_Task objective_
Return the listing that follows exactly, with no pictures included.

_Data listing_
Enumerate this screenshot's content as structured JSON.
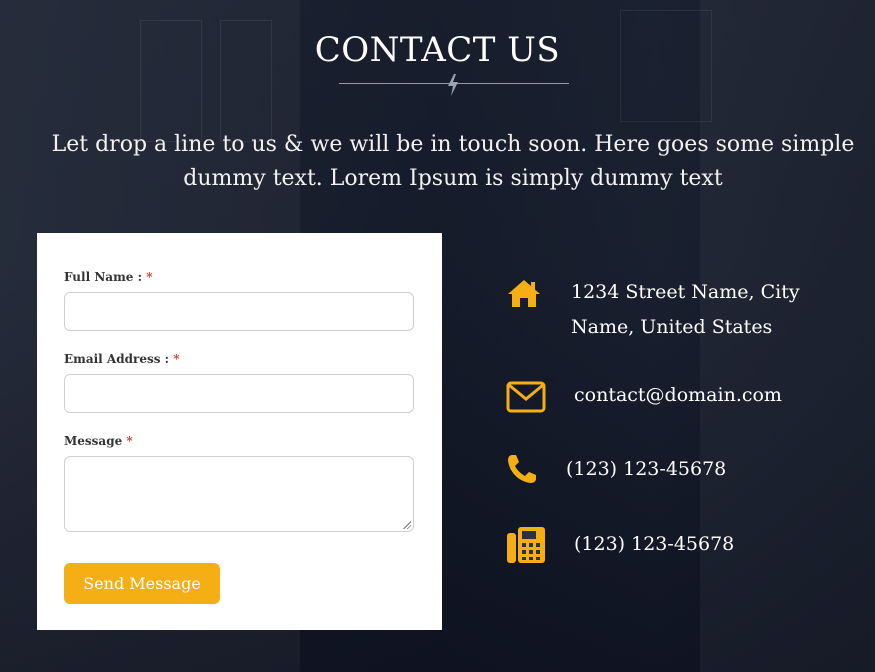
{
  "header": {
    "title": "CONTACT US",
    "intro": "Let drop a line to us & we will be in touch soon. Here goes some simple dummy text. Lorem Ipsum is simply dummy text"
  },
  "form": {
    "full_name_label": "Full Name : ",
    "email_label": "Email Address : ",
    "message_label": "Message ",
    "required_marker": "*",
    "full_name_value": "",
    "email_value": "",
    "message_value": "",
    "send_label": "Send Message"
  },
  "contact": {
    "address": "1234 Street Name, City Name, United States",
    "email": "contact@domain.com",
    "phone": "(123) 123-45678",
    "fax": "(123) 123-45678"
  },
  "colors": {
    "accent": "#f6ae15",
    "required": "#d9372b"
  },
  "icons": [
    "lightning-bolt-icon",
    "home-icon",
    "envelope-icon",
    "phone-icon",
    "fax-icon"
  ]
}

_Written solution_
Enumerate this screenshot's content as structured JSON.
{
  "header": {
    "title": "CONTACT US",
    "intro": "Let drop a line to us & we will be in touch soon. Here goes some simple dummy text. Lorem Ipsum is simply dummy text"
  },
  "form": {
    "full_name_label": "Full Name : ",
    "email_label": "Email Address : ",
    "message_label": "Message ",
    "required_marker": "*",
    "full_name_value": "",
    "email_value": "",
    "message_value": "",
    "send_label": "Send Message"
  },
  "contact": {
    "address": "1234 Street Name, City Name, United States",
    "email": "contact@domain.com",
    "phone": "(123) 123-45678",
    "fax": "(123) 123-45678"
  },
  "colors": {
    "accent": "#f6ae15",
    "required": "#d9372b"
  },
  "icons": [
    "lightning-bolt-icon",
    "home-icon",
    "envelope-icon",
    "phone-icon",
    "fax-icon"
  ]
}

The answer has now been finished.